**ABOUT THIS EXERCISE:**
From the records below, give the number of lines that include the word "JSON". Add no other words.

[Items from a dataset]
============================================================
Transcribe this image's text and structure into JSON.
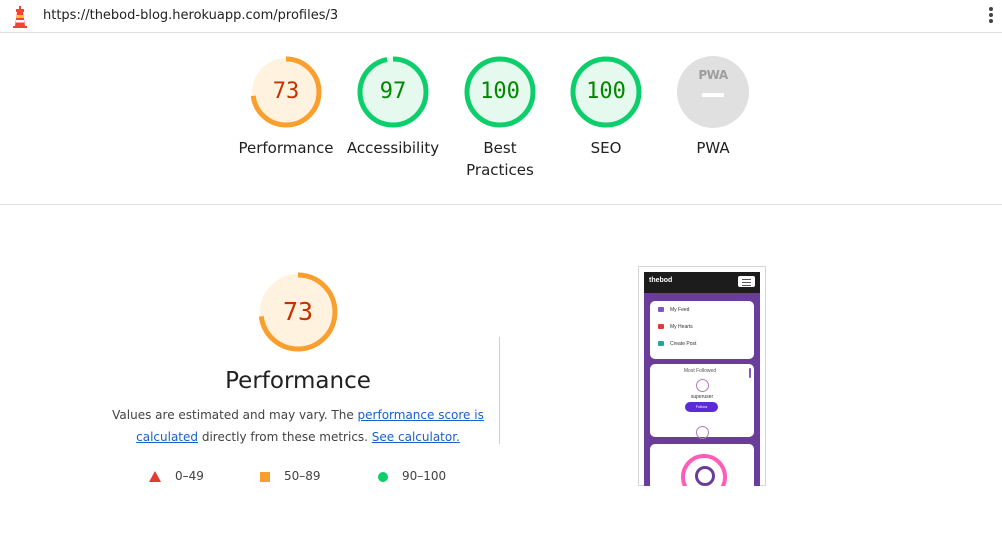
{
  "url": "https://thebod-blog.herokuapp.com/profiles/3",
  "colors": {
    "fail": "#e53935",
    "average": "#fa9f2e",
    "pass": "#0cce6b",
    "average_text": "#c33300",
    "pass_text": "#008800"
  },
  "categories": [
    {
      "id": "performance",
      "score": "73",
      "label": "Performance",
      "status": "average",
      "value": 0.73
    },
    {
      "id": "accessibility",
      "score": "97",
      "label": "Accessibility",
      "status": "pass",
      "value": 0.97
    },
    {
      "id": "best-practices",
      "score": "100",
      "label": "Best Practices",
      "status": "pass",
      "value": 1.0
    },
    {
      "id": "seo",
      "score": "100",
      "label": "SEO",
      "status": "pass",
      "value": 1.0
    },
    {
      "id": "pwa",
      "score": "PWA",
      "label": "PWA",
      "status": "na"
    }
  ],
  "performance": {
    "score": "73",
    "value": 0.73,
    "title": "Performance",
    "desc_prefix": "Values are estimated and may vary. The ",
    "desc_link1": "performance score is calculated",
    "desc_mid": " directly from these metrics. ",
    "desc_link2": "See calculator.",
    "legend": [
      {
        "range": "0–49",
        "icon": "triangle-icon"
      },
      {
        "range": "50–89",
        "icon": "square-icon"
      },
      {
        "range": "90–100",
        "icon": "circle-icon"
      }
    ]
  },
  "screenshot": {
    "brand": "thebod",
    "menu": [
      {
        "label": "My Feed",
        "icon": "feed-icon",
        "color": "#7e57c2"
      },
      {
        "label": "My Hearts",
        "icon": "heart-icon",
        "color": "#e53935"
      },
      {
        "label": "Create Post",
        "icon": "post-icon",
        "color": "#26a69a"
      }
    ],
    "most_followed": "Most Followed",
    "user": "superuser",
    "follow_label": "Follow"
  }
}
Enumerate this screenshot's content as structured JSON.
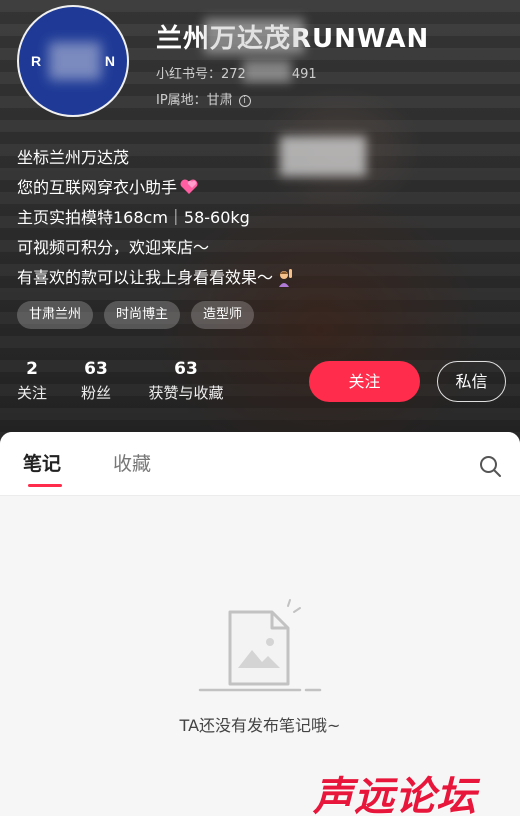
{
  "profile": {
    "username": "兰州万达茂RUNWAN",
    "xhs_id_label": "小红书号：272",
    "xhs_id_tail": "491",
    "ip_label": "IP属地：甘肃",
    "avatar_letters": [
      "R",
      "N"
    ]
  },
  "bio": {
    "lines": [
      "坐标兰州万达茂",
      "您的互联网穿衣小助手",
      "主页实拍模特168cm｜58-60kg",
      "可视频可积分，欢迎来店～",
      "有喜欢的款可以让我上身看看效果～"
    ]
  },
  "tags": [
    "甘肃兰州",
    "时尚博主",
    "造型师"
  ],
  "stats": [
    {
      "value": "2",
      "label": "关注"
    },
    {
      "value": "63",
      "label": "粉丝"
    },
    {
      "value": "63",
      "label": "获赞与收藏"
    }
  ],
  "actions": {
    "follow": "关注",
    "message": "私信"
  },
  "tabs": {
    "notes": "笔记",
    "favorites": "收藏"
  },
  "empty_state": {
    "text": "TA还没有发布笔记哦~"
  },
  "watermark": "声远论坛",
  "colors": {
    "accent": "#ff2d4b",
    "avatar_bg": "#1e3a96",
    "watermark": "#e8163b"
  },
  "icons": [
    "info-icon",
    "heart-emoji-icon",
    "person-raising-hand-emoji-icon",
    "search-icon",
    "empty-notes-icon"
  ]
}
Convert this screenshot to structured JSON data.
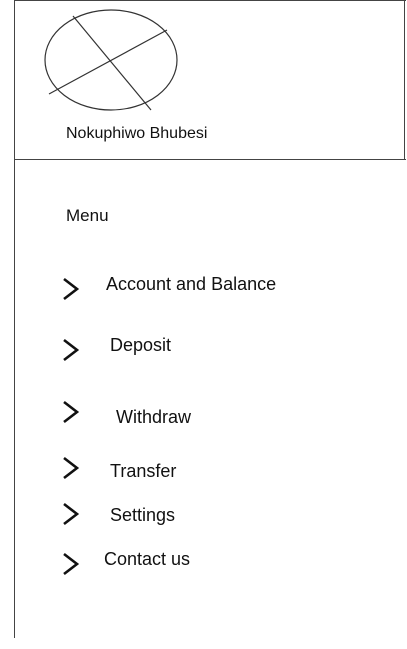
{
  "profile": {
    "name": "Nokuphiwo Bhubesi",
    "avatar_icon": "placeholder-image-icon"
  },
  "menu": {
    "title": "Menu",
    "chevron_icon": "chevron-right-icon",
    "items": [
      {
        "label": "Account and Balance"
      },
      {
        "label": "Deposit"
      },
      {
        "label": "Withdraw"
      },
      {
        "label": "Transfer"
      },
      {
        "label": "Settings"
      },
      {
        "label": "Contact us"
      }
    ]
  },
  "colors": {
    "line": "#444444",
    "text": "#111111",
    "background": "#ffffff"
  }
}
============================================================
**SOLVED EXERCISE:**
3